[INFORMATION Boundary: Start]
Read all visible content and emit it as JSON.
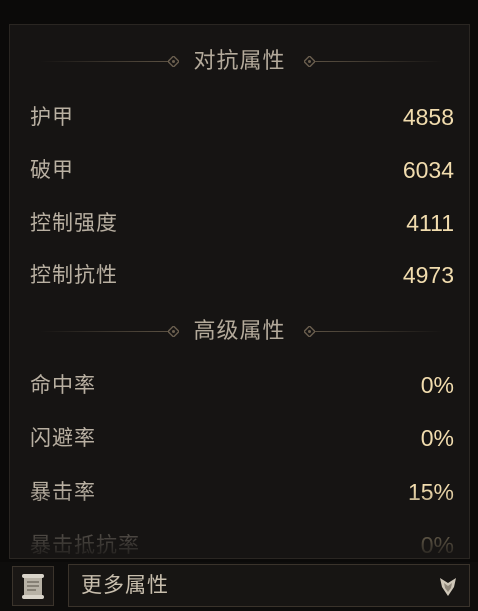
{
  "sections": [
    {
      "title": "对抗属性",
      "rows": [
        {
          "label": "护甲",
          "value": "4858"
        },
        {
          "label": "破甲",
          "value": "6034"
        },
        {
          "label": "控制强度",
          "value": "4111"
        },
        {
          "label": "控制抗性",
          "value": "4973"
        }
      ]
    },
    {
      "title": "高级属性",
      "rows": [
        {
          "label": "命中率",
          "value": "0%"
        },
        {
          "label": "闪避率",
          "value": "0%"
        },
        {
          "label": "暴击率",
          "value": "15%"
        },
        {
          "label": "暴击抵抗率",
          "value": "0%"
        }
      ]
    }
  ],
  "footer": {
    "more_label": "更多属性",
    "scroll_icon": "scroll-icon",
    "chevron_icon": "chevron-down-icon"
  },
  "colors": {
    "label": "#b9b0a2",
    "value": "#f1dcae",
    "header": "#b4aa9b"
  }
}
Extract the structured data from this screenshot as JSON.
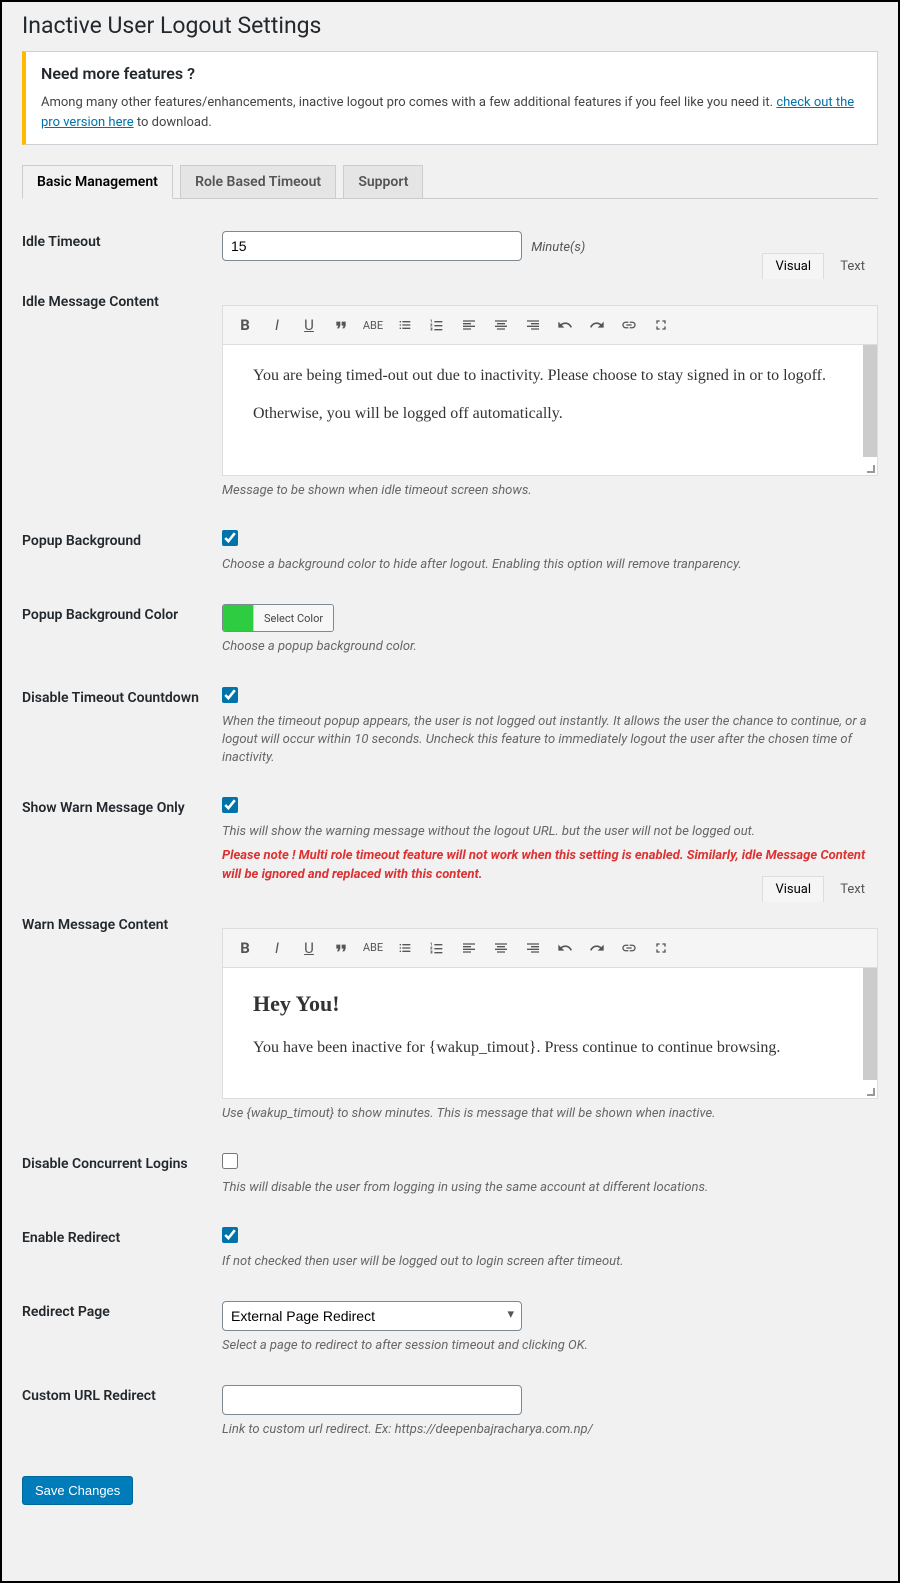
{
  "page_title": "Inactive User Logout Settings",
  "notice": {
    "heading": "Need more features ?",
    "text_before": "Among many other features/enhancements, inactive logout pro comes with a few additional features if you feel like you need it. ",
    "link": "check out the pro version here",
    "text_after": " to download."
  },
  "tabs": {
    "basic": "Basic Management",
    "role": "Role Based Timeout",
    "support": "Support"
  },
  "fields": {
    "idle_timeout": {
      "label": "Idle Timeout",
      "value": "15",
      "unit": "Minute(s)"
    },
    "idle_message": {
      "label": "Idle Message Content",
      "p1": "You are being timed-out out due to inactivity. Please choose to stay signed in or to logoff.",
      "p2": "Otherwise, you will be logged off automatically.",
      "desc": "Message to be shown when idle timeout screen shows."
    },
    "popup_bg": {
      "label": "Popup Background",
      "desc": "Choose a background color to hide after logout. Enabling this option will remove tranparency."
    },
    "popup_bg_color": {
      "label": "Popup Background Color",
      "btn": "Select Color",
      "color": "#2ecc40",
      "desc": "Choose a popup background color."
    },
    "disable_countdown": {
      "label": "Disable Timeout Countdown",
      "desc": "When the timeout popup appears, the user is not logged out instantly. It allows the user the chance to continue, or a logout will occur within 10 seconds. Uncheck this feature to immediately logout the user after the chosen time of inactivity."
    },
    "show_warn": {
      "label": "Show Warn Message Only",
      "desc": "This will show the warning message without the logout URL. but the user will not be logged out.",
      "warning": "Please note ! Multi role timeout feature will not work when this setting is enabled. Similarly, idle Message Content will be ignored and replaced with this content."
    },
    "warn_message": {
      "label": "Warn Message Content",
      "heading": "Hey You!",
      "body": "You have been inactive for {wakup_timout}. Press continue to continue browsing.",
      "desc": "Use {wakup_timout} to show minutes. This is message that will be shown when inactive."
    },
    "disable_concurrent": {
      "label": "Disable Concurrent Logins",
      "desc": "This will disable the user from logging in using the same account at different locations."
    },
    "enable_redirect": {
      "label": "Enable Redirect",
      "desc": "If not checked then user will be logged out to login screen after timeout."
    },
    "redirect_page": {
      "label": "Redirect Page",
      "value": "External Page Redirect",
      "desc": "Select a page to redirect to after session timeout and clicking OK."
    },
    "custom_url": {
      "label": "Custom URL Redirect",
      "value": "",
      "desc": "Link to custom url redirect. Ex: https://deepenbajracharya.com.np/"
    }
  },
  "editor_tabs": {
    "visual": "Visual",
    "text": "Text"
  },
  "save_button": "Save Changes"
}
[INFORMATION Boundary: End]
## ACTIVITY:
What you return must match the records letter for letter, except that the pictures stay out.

## RESULT OF THIS TASK:
Read all visible content and emit it as JSON.
{
  "sections": [
    {
      "title": "对抗属性",
      "rows": [
        {
          "label": "护甲",
          "value": "4858"
        },
        {
          "label": "破甲",
          "value": "6034"
        },
        {
          "label": "控制强度",
          "value": "4111"
        },
        {
          "label": "控制抗性",
          "value": "4973"
        }
      ]
    },
    {
      "title": "高级属性",
      "rows": [
        {
          "label": "命中率",
          "value": "0%"
        },
        {
          "label": "闪避率",
          "value": "0%"
        },
        {
          "label": "暴击率",
          "value": "15%"
        },
        {
          "label": "暴击抵抗率",
          "value": "0%"
        }
      ]
    }
  ],
  "footer": {
    "more_label": "更多属性",
    "scroll_icon": "scroll-icon",
    "chevron_icon": "chevron-down-icon"
  },
  "colors": {
    "label": "#b9b0a2",
    "value": "#f1dcae",
    "header": "#b4aa9b"
  }
}
Extract the structured data from this screenshot as JSON.
{
  "page_title": "Inactive User Logout Settings",
  "notice": {
    "heading": "Need more features ?",
    "text_before": "Among many other features/enhancements, inactive logout pro comes with a few additional features if you feel like you need it. ",
    "link": "check out the pro version here",
    "text_after": " to download."
  },
  "tabs": {
    "basic": "Basic Management",
    "role": "Role Based Timeout",
    "support": "Support"
  },
  "fields": {
    "idle_timeout": {
      "label": "Idle Timeout",
      "value": "15",
      "unit": "Minute(s)"
    },
    "idle_message": {
      "label": "Idle Message Content",
      "p1": "You are being timed-out out due to inactivity. Please choose to stay signed in or to logoff.",
      "p2": "Otherwise, you will be logged off automatically.",
      "desc": "Message to be shown when idle timeout screen shows."
    },
    "popup_bg": {
      "label": "Popup Background",
      "desc": "Choose a background color to hide after logout. Enabling this option will remove tranparency."
    },
    "popup_bg_color": {
      "label": "Popup Background Color",
      "btn": "Select Color",
      "color": "#2ecc40",
      "desc": "Choose a popup background color."
    },
    "disable_countdown": {
      "label": "Disable Timeout Countdown",
      "desc": "When the timeout popup appears, the user is not logged out instantly. It allows the user the chance to continue, or a logout will occur within 10 seconds. Uncheck this feature to immediately logout the user after the chosen time of inactivity."
    },
    "show_warn": {
      "label": "Show Warn Message Only",
      "desc": "This will show the warning message without the logout URL. but the user will not be logged out.",
      "warning": "Please note ! Multi role timeout feature will not work when this setting is enabled. Similarly, idle Message Content will be ignored and replaced with this content."
    },
    "warn_message": {
      "label": "Warn Message Content",
      "heading": "Hey You!",
      "body": "You have been inactive for {wakup_timout}. Press continue to continue browsing.",
      "desc": "Use {wakup_timout} to show minutes. This is message that will be shown when inactive."
    },
    "disable_concurrent": {
      "label": "Disable Concurrent Logins",
      "desc": "This will disable the user from logging in using the same account at different locations."
    },
    "enable_redirect": {
      "label": "Enable Redirect",
      "desc": "If not checked then user will be logged out to login screen after timeout."
    },
    "redirect_page": {
      "label": "Redirect Page",
      "value": "External Page Redirect",
      "desc": "Select a page to redirect to after session timeout and clicking OK."
    },
    "custom_url": {
      "label": "Custom URL Redirect",
      "value": "",
      "desc": "Link to custom url redirect. Ex: https://deepenbajracharya.com.np/"
    }
  },
  "editor_tabs": {
    "visual": "Visual",
    "text": "Text"
  },
  "save_button": "Save Changes"
}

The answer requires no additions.